Members of the Dummerston Conservation Commission and the volunteers who work alongside them adopt, design, and carry out a number of conservation-minded projects throughout each year. At any given time, a small handful of projects are getting our little group’s focused attention–you can explore our efforts in the “Current Projects” section below. Likewise, we have several ongoing initiatives in support of local environmental education and preservation of indigenous species, as well as efforts to address invasive species negatively impacting the Dummerston, VT region. And we keep a “Project Archive” alive as well, knowing that commissioners and community members alike may find need or joy in revisiting our past work.
- BEEC Support for Our Schools
- Community Educational Programs
- Hemlock Woolly Adelgid Monitoring
- Prospect Hill
- Covered Bridge Rain Garden
At the moment, our commission members are leading several efforts of their own devising, at the behest of the town itself, and as part of broader state and regional efforts. Learn more about these top priorities below!
- Monarch Butterflies and Swamp Milkweed
- Emerald Ash Borer (EAB) Roadside Ash Tree Survey
- Roadside Ecologies Map
Milkweed Citizen Science Project for Monarch Butterflies
In the spring of 2020, Commissioner Judy Fink launched a species conservation project, directly from her garden! Having planted a specific variety of monarch-favored milkweed and noting the butterflies were exhibiting a preference for it, Judy designed a citizen-science initiative to see if collective planting of Swamp Milkweed could positively affect monarch butterfly populations in our local area.
It’s been an enthusiastic community effort, about to enter its second season in the spring of 2021. Find more information with some helpful videos and keep track of the ongoing project on our Monarch Butterfly page!
EAB Roadside Ash Tree Survey
The Vermont Department of Forests, Parks and Recreation — along with its compatriots throughout the region — has become increasingly concerned about the threat of the Emerald Ash Borer to regional forest lands and arboreal life within our towns and cities. Fully 10% of Vermont’s tree life consists of ash varieties, and predictions are for greater than 90% mortality among ash trees within the next decade. This invasive insect presents a real threat to forest health, with impacts on biodiversity throughout the associated ecosystems. Likewise, tree die-off presents a significant public safety threat and public expense.
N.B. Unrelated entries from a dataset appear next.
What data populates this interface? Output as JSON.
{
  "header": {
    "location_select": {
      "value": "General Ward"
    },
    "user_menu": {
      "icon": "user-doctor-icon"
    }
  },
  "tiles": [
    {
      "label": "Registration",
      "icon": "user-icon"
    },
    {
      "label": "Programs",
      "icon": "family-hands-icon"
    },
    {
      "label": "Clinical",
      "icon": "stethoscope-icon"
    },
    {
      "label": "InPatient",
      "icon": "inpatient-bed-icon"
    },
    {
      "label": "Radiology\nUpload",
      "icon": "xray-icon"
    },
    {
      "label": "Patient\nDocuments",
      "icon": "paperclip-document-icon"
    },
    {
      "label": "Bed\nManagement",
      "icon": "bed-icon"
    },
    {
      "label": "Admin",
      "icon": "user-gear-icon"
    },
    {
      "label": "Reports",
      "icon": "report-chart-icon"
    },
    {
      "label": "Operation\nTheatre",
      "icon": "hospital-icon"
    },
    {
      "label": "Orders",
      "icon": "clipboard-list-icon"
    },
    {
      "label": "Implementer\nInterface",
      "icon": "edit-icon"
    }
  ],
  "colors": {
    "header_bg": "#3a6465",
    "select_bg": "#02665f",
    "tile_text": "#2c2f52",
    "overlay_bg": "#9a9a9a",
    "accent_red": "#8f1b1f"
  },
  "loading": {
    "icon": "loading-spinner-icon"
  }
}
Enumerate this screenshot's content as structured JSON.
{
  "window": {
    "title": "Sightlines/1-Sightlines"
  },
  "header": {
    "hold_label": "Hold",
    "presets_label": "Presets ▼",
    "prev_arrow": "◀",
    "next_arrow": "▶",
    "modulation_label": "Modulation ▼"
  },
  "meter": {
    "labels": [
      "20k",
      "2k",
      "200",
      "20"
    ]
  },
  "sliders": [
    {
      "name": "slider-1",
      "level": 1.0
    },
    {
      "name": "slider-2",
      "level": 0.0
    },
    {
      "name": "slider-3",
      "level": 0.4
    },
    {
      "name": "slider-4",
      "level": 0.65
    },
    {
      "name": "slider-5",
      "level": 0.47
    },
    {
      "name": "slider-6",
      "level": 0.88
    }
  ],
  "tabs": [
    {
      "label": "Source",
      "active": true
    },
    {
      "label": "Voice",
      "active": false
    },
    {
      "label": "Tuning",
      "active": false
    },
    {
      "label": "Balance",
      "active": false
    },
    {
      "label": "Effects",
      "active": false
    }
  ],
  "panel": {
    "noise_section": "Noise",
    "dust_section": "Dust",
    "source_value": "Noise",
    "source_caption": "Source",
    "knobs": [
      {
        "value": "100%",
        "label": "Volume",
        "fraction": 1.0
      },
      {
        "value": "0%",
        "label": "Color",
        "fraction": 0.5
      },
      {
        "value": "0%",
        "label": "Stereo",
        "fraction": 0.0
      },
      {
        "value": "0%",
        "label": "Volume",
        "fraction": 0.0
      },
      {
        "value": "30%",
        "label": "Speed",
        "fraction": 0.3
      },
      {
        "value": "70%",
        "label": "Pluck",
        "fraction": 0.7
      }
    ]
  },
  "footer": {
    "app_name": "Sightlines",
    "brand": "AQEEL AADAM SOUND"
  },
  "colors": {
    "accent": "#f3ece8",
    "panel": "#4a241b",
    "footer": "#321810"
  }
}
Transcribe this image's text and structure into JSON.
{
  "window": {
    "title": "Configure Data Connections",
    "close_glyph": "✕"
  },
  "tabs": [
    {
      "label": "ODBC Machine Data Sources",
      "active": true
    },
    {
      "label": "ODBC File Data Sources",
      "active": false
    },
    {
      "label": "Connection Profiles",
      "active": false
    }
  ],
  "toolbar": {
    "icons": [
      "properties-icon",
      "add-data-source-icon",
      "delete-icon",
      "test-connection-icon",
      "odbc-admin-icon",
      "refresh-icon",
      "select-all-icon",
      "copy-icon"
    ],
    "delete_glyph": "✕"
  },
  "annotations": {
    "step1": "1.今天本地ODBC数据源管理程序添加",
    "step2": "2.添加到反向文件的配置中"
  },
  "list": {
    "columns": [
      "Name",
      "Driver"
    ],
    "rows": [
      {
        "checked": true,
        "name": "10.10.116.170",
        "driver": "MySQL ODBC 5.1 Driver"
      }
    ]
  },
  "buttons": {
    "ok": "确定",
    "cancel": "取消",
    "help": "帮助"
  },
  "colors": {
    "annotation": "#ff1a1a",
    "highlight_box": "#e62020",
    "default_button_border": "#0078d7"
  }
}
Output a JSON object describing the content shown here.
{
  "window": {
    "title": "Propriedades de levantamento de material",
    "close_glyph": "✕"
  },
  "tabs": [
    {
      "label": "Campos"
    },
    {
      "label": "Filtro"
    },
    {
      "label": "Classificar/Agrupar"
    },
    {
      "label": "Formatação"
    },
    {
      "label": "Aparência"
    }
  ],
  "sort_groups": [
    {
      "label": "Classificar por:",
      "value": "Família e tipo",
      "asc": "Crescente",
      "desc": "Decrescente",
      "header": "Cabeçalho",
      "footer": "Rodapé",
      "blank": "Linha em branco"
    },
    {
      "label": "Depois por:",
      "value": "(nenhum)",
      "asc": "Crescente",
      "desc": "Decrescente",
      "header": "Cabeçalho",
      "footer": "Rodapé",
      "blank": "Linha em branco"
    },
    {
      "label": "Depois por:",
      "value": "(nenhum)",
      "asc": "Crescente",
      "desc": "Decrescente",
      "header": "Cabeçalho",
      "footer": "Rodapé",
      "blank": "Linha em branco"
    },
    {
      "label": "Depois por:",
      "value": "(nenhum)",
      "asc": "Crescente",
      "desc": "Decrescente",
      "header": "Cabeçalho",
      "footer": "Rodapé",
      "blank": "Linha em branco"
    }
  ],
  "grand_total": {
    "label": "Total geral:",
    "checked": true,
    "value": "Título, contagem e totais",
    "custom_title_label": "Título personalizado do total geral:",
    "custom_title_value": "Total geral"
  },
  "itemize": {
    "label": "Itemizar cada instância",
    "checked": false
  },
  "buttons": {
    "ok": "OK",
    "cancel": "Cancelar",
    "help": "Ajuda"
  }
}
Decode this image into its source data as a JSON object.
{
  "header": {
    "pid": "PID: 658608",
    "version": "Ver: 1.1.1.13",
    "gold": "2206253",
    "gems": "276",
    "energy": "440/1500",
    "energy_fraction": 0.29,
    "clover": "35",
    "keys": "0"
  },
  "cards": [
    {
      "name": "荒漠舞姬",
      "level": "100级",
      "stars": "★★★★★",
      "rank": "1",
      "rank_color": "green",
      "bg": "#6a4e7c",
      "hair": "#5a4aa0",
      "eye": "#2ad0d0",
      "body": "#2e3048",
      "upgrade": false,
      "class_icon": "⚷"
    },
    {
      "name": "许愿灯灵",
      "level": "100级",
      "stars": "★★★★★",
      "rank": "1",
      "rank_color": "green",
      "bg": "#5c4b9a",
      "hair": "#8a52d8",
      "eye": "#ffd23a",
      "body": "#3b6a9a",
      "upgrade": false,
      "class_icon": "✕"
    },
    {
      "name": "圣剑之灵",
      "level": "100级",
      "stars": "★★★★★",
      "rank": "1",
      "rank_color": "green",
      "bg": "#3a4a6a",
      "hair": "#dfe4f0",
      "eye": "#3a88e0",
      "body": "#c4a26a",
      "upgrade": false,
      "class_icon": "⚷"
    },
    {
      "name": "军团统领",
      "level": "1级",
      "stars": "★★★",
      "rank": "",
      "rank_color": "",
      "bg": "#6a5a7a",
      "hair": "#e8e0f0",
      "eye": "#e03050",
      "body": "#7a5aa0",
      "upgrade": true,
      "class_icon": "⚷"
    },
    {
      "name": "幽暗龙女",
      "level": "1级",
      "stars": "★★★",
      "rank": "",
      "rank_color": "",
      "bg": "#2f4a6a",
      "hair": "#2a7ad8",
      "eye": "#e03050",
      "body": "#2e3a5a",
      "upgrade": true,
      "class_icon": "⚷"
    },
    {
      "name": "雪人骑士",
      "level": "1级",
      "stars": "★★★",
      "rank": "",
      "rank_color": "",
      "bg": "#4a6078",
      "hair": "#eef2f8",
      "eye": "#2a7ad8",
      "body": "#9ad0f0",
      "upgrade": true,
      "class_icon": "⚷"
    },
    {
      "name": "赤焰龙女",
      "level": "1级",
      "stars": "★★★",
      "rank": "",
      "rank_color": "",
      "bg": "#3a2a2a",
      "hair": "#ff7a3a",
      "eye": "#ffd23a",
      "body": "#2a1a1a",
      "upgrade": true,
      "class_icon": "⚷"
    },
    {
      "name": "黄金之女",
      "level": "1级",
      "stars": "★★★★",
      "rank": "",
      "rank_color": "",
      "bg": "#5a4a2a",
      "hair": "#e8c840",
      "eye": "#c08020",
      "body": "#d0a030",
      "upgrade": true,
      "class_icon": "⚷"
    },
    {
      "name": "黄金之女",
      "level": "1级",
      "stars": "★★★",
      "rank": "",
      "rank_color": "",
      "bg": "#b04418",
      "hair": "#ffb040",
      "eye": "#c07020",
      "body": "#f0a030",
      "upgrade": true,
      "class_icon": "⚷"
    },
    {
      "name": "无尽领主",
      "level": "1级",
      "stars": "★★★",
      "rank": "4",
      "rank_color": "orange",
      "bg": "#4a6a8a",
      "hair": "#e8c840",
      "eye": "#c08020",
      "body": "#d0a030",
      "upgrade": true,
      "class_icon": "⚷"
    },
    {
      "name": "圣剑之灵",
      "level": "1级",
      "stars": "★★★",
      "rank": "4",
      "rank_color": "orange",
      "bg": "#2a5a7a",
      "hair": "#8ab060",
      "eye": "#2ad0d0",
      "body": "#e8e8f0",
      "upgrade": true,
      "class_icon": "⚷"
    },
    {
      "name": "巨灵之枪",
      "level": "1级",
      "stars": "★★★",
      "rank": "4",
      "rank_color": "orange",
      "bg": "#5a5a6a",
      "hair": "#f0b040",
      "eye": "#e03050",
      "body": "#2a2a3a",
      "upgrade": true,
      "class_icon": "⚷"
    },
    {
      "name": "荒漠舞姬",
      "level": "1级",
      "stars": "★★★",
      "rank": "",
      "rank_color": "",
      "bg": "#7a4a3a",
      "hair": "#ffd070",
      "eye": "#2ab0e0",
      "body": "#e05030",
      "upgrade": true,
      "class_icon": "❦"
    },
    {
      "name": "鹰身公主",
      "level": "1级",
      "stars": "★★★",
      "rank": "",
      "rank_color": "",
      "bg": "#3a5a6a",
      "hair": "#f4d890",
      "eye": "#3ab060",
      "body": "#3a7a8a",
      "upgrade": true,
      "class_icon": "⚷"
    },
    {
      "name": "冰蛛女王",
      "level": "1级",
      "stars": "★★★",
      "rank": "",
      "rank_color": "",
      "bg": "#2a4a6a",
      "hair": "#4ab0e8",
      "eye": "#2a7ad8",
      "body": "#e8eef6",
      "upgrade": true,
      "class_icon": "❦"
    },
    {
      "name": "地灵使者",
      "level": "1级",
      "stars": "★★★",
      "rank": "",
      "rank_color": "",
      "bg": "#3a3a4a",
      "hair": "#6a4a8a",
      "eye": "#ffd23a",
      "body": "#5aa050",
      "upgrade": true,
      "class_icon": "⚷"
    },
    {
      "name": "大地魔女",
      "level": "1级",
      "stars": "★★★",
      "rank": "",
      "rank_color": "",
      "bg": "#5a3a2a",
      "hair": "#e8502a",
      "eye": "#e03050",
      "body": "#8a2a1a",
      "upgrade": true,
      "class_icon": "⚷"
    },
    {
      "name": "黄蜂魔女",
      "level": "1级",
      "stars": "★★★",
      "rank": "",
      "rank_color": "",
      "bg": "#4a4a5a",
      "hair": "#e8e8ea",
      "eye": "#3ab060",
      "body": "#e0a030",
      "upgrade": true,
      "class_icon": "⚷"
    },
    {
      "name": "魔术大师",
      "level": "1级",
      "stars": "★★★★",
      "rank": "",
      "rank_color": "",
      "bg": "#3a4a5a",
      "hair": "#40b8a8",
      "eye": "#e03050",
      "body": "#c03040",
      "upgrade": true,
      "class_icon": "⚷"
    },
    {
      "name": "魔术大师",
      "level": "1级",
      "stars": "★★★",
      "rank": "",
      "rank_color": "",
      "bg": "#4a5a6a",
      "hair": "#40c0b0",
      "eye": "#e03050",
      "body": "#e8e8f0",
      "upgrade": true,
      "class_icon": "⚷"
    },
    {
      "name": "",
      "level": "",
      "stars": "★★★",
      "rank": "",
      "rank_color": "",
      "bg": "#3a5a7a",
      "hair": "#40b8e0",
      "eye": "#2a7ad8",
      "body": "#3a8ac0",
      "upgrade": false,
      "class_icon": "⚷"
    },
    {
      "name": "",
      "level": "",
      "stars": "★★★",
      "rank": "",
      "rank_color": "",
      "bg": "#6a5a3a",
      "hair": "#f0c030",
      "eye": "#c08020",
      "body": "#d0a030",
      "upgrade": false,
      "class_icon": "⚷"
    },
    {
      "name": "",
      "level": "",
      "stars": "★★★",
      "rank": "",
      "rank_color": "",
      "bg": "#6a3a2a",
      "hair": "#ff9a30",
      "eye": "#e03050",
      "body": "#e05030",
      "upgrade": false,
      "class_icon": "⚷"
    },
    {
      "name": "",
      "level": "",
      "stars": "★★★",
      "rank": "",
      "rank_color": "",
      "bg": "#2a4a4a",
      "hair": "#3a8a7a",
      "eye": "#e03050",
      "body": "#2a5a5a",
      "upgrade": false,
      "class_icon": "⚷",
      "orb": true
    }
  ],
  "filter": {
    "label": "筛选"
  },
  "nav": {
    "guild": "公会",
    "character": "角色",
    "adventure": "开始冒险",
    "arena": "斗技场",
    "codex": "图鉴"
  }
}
The Dummerston Conservation Commission has enlisted in the Roadside Ash Inventory initiative designed and supported by the Dept. of Forestry. Our goal is to manually survey the rights-of-way along all of Dummerston’s town-managed roadways, digitally collecting location, size, and health statistics on all the ash trees found within the ROW. The initial survey data will be provided to the state database, as well as to our town highway department and utility companies.
Our hope is to follow up on the initial data collection each year to monitor ash tree health in the town and to monitor the progression of the emerald ash borer within the town limits.
We’ll have a new page dedicated to our Emerald Ash Borer Roadside Ash Inventory project soon!
Roadside Ecologies Map
This project began with an email from a local resident to members of our commission. A sensitive ecological niche along a roadside had inadvertently been damaged in the process of some necessary roadwork. Few of us can immediately differentiate a critical habitat from a simple puddle, so after we elevated the issue to the Select Board and our highway superintendent both eagerly requested we provide a quick-reference map highlighting areas where the road crews should pay additional attention to how they carry out their duties.
We’re refining the map below and eager to lend long-term support to the fantastic people working for the town.
More to come on this project in the near future!
What do you think?
Have any thoughts on our existing projects? Or ideas for future projects we might pursue in support of local conservation efforts? Send us an email!